The FDA has been warning for months now that individual pharma executives could be prosecuted when their companies disobey the rules. Naturally, drugmakers and lawyers want more info on the agency's intentions. And it seemed as if they'd get that info once the agency released some promised criteria for determining which people to prosecute.
The FDA did issue criteria--they're just not very helpful criteria, as Forbes points out. They're so general, they could apply to practically any top manager at any drugmaker under investigation for off-label marketing infractions, Medicaid overbilling, or what have you.

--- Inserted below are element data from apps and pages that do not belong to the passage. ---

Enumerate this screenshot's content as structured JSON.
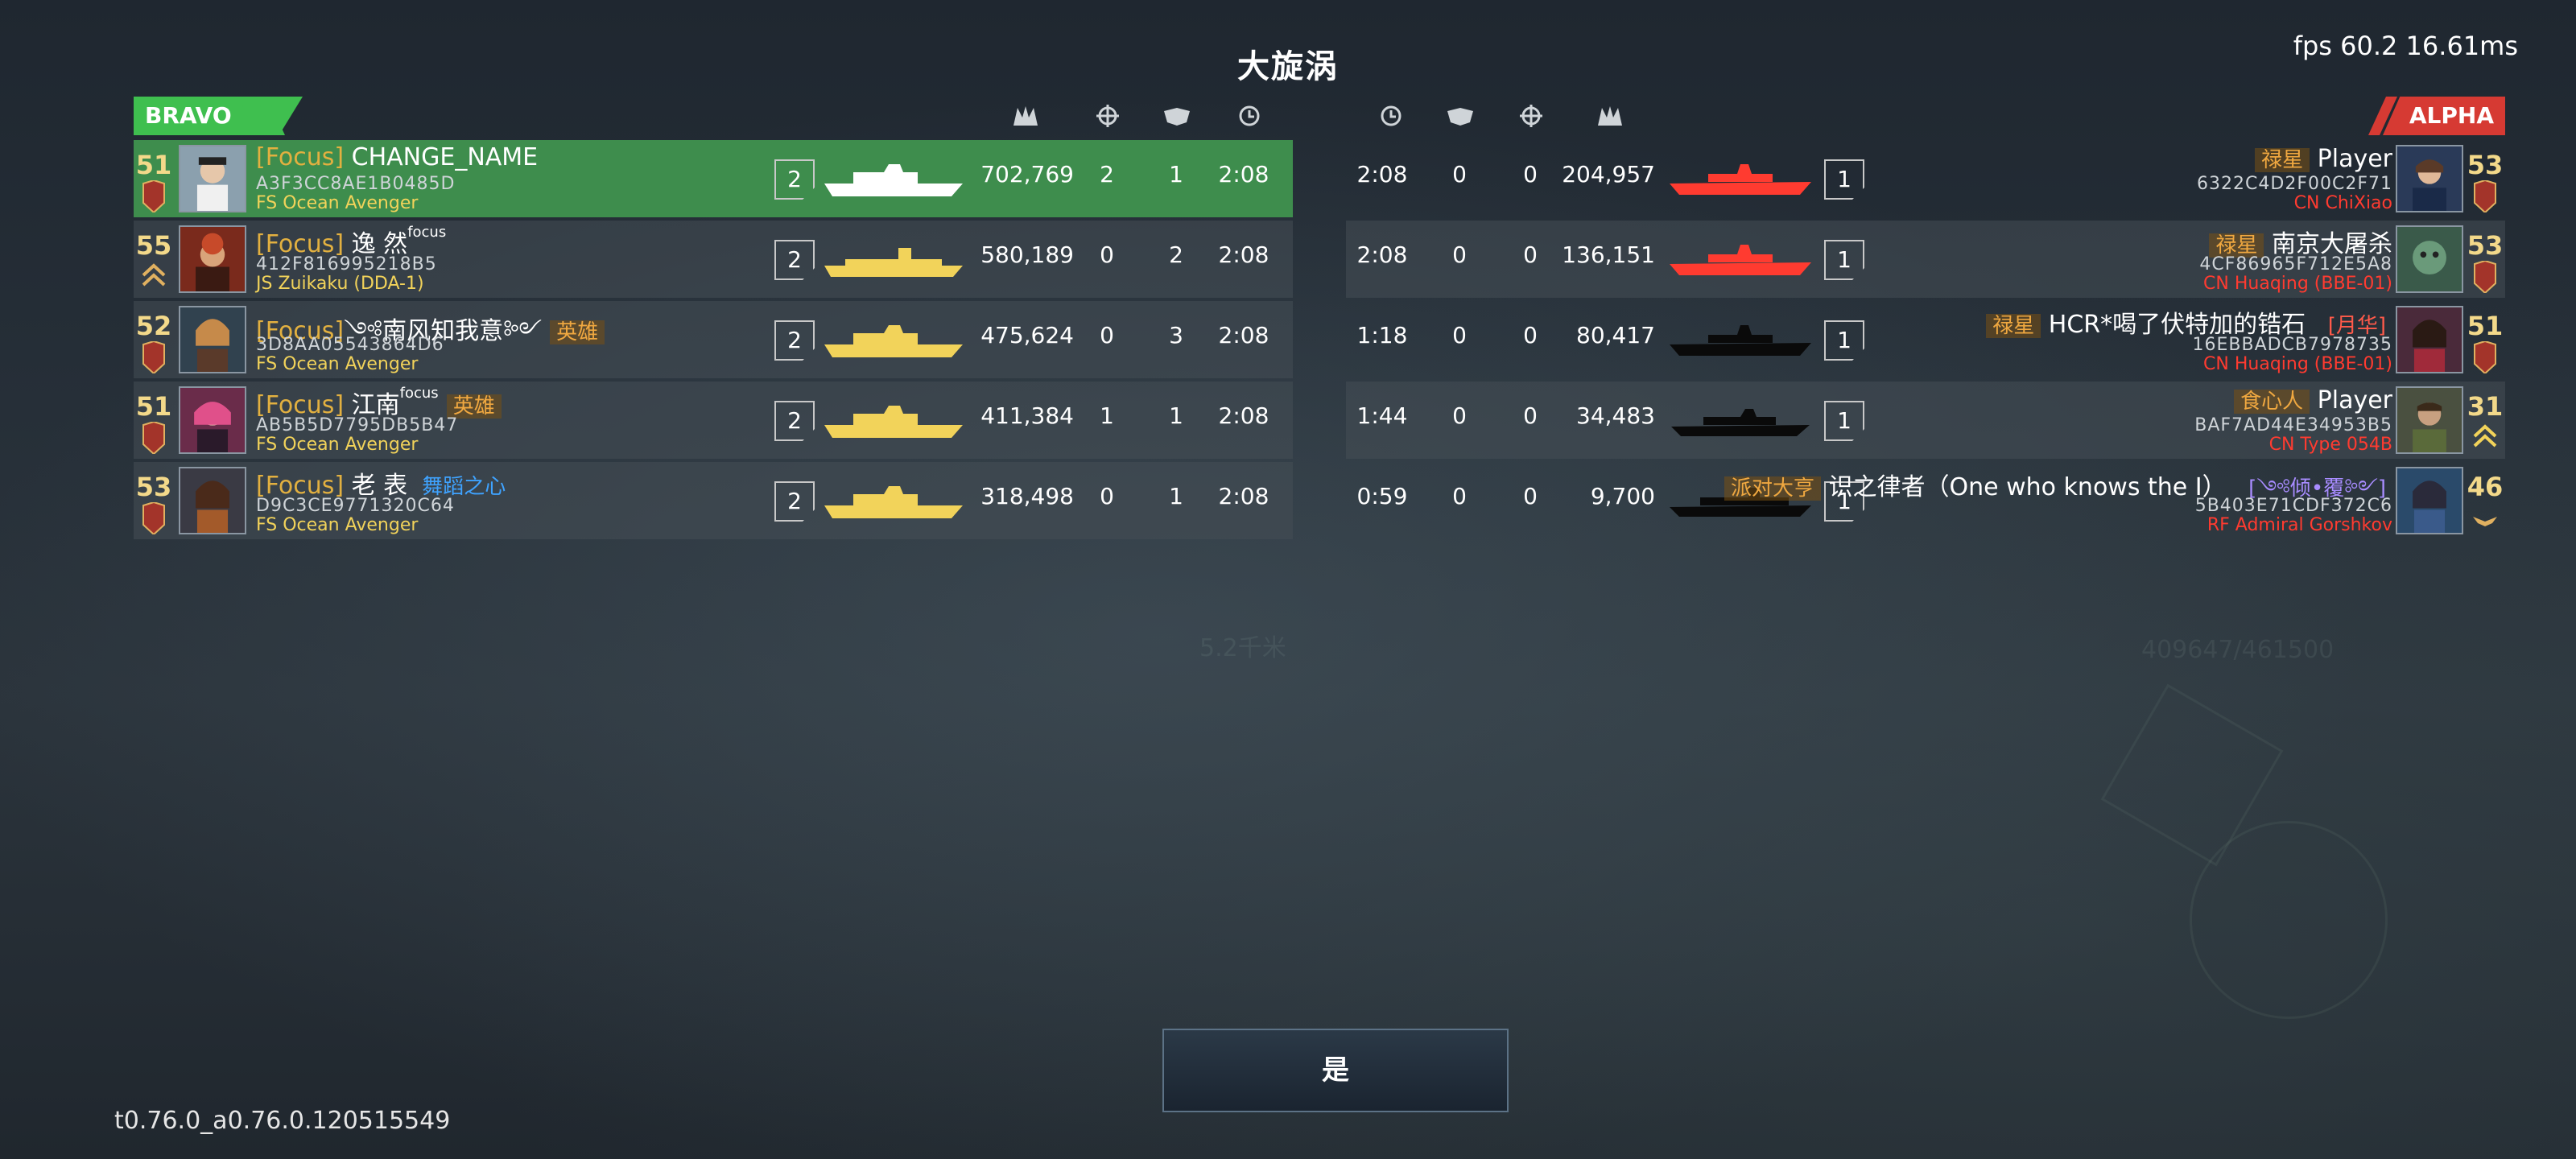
{
  "title": "大旋涡",
  "fps": "fps 60.2  16.61ms",
  "version": "t0.76.0_a0.76.0.120515549",
  "confirm_label": "是",
  "teams": {
    "left": "BRAVO",
    "right": "ALPHA"
  },
  "colors": {
    "bravo": "#3fbf4f",
    "alpha": "#d63a33",
    "focus": "#e2b040",
    "bravo_ship": "#f2d35a",
    "alpha_ship": "#ff3b30"
  },
  "header_icons": [
    "kills-icon",
    "crosshair-icon",
    "assist-icon",
    "clock-icon"
  ],
  "left_players": [
    {
      "level": "51",
      "prefix": "[Focus]",
      "name": "CHANGE_NAME",
      "sup": "",
      "tag": "",
      "id": "A3F3CC8AE1B0485D",
      "ship": "FS Ocean Avenger",
      "count": "2",
      "score": "702,769",
      "stat1": "2",
      "stat2": "1",
      "time": "2:08"
    },
    {
      "level": "55",
      "prefix": "[Focus]",
      "name": "逸 然",
      "sup": "focus",
      "tag": "",
      "id": "412F816995218B5",
      "ship": "JS Zuikaku (DDA-1)",
      "count": "2",
      "score": "580,189",
      "stat1": "0",
      "stat2": "2",
      "time": "2:08"
    },
    {
      "level": "52",
      "prefix": "[Focus]",
      "name": "༺南风知我意༻",
      "sup": "",
      "tag": "英雄",
      "id": "3D8AA05543864D6",
      "ship": "FS Ocean Avenger",
      "count": "2",
      "score": "475,624",
      "stat1": "0",
      "stat2": "3",
      "time": "2:08"
    },
    {
      "level": "51",
      "prefix": "[Focus]",
      "name": "江南",
      "sup": "focus",
      "tag": "英雄",
      "id": "AB5B5D7795DB5B47",
      "ship": "FS Ocean Avenger",
      "count": "2",
      "score": "411,384",
      "stat1": "1",
      "stat2": "1",
      "time": "2:08"
    },
    {
      "level": "53",
      "prefix": "[Focus]",
      "name": "老 表",
      "sup": "",
      "tag": "舞蹈之心",
      "id": "D9C3CE9771320C64",
      "ship": "FS Ocean Avenger",
      "count": "2",
      "score": "318,498",
      "stat1": "0",
      "stat2": "1",
      "time": "2:08"
    }
  ],
  "right_players": [
    {
      "level": "53",
      "tag": "禄星",
      "name": "Player",
      "suffix": "",
      "id": "6322C4D2F00C2F71",
      "ship": "CN ChiXiao",
      "count": "1",
      "score": "204,957",
      "stat1": "0",
      "stat2": "0",
      "time": "2:08"
    },
    {
      "level": "53",
      "tag": "禄星",
      "name": "南京大屠杀",
      "suffix": "",
      "id": "4CF86965F712E5A8",
      "ship": "CN Huaqing (BBE-01)",
      "count": "1",
      "score": "136,151",
      "stat1": "0",
      "stat2": "0",
      "time": "2:08"
    },
    {
      "level": "51",
      "tag": "禄星",
      "name": "HCR*喝了伏特加的锆石",
      "suffix": "[月华]",
      "id": "16EBBADCB7978735",
      "ship": "CN Huaqing (BBE-01)",
      "count": "1",
      "score": "80,417",
      "stat1": "0",
      "stat2": "0",
      "time": "1:18"
    },
    {
      "level": "31",
      "tag": "食心人",
      "name": "Player",
      "suffix": "",
      "id": "BAF7AD44E34953B5",
      "ship": "CN Type 054B",
      "count": "1",
      "score": "34,483",
      "stat1": "0",
      "stat2": "0",
      "time": "1:44"
    },
    {
      "level": "46",
      "tag": "派对大亨",
      "name": "识之律者（One who knows the I）",
      "suffix": "[༺倾•覆༻]",
      "id": "5B403E71CDF372C6",
      "ship": "RF Admiral Gorshkov",
      "count": "1",
      "score": "9,700",
      "stat1": "0",
      "stat2": "0",
      "time": "0:59"
    }
  ]
}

The agency guidance doesn't clarify the legal basis of using the "Park doctrine" to prosecute individual executives, either, the magazine notes.
Not to mention the fact that the FDA added some caveats in the fine print; as Pharmalot reports, the criteria aren't binding, and other factors besides those listed may come into play. FDA Law Blog complains that the "criteria aren't criteria at all," in that case. So how can a well-meaning pharma executive avoid prosecution? The Park decision says managers have a duty to root out any wrongdoing at their companies. Internal prosecutors, perhaps?